There are many reasons that we can start to lose our hair which is why it is important to involve a board-certified dermatologist early in your journey to treat hair loss. Some of the main causes of hair loss are:
Diet and hair loss are frequently linked due to factors such as poor nutrition and underlying deficiencies and disease having an effect on hair structure and hair growth. Vitamin D deficiency, iron deficiency, anemia, and thyroid disease are some of the conditions frequently associated with hair thinning or loss but there are many others too – so make sure you’re consuming the right vitamins for healthy hair.

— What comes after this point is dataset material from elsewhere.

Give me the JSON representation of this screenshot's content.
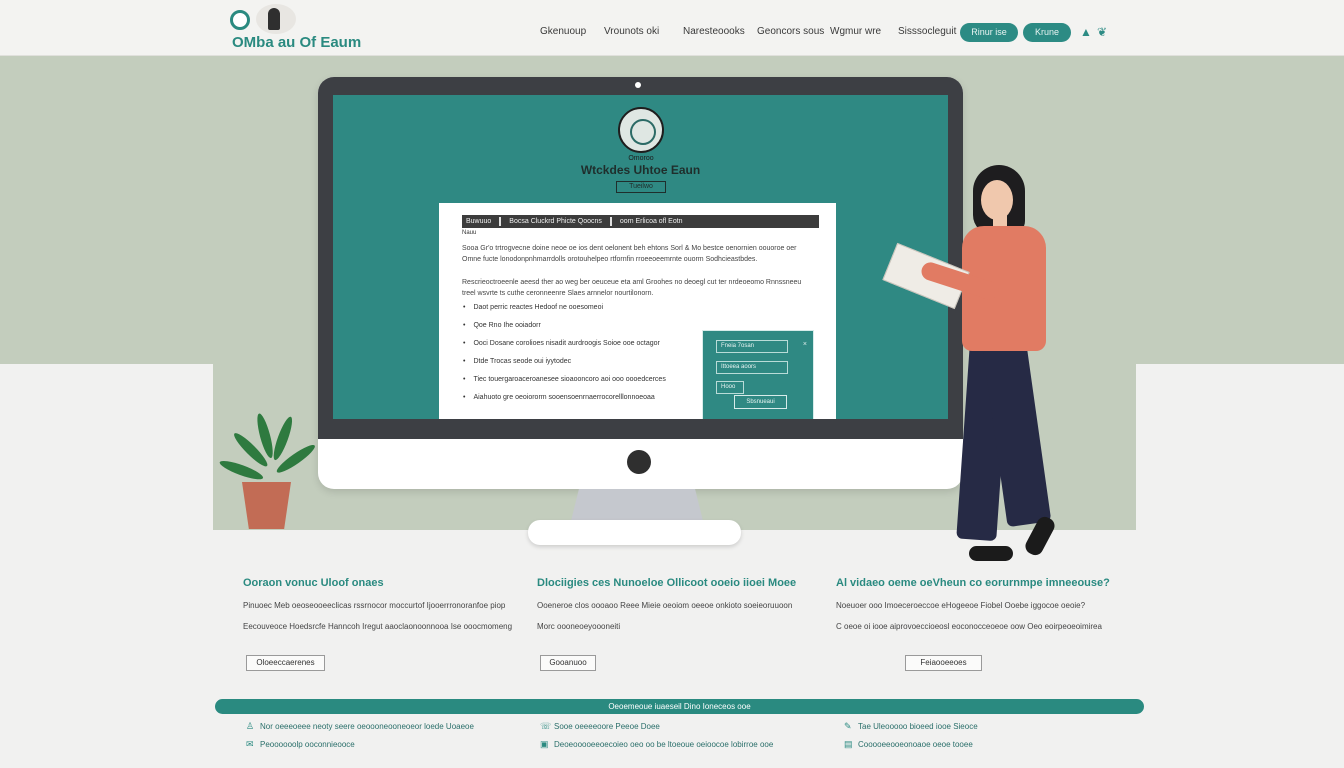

When our body experiences an extreme event such as following a surgery, death of a loved one, child birth, viral infection, or as even as a result of the ongoing global pandemic itself, stress-related hair loss can occur. This can result in experiencing a disruption in the hair growth cycle with a large shift in our hairs from the growing phase to the shedding phase months later. This is referred to as condition called telogen effluvium.
Family history of hair loss, also referred to as hereditary hair loss, is an important risk factor for female and male pattern baldness (also known as Androgenetic Alopecia) which occurs when our hair follicles are genetically more sensitive to hormone shifts.
Over processing and factors related to styling like heat, chemical straightening, hair dyes, tight hair styles, or other harsh hair processing can weaken the hair and contribute to hair breakage, thinning and loss.
Autoimmune conditions such as Alopecia Areata can lead to smooth patches of hair loss and conditions like Lupus can lead to scarred patches of hair loss on the scalp. These conditions have important medical underpinnings and treatments that should be discussed with your dermatologist.
Some medications can increase the risk that the hair will become thinner or shed more easily. It is important to make sure to discuss any concerns you have about the medications you are taking with your doctors. Never change or discontinue medications on your own.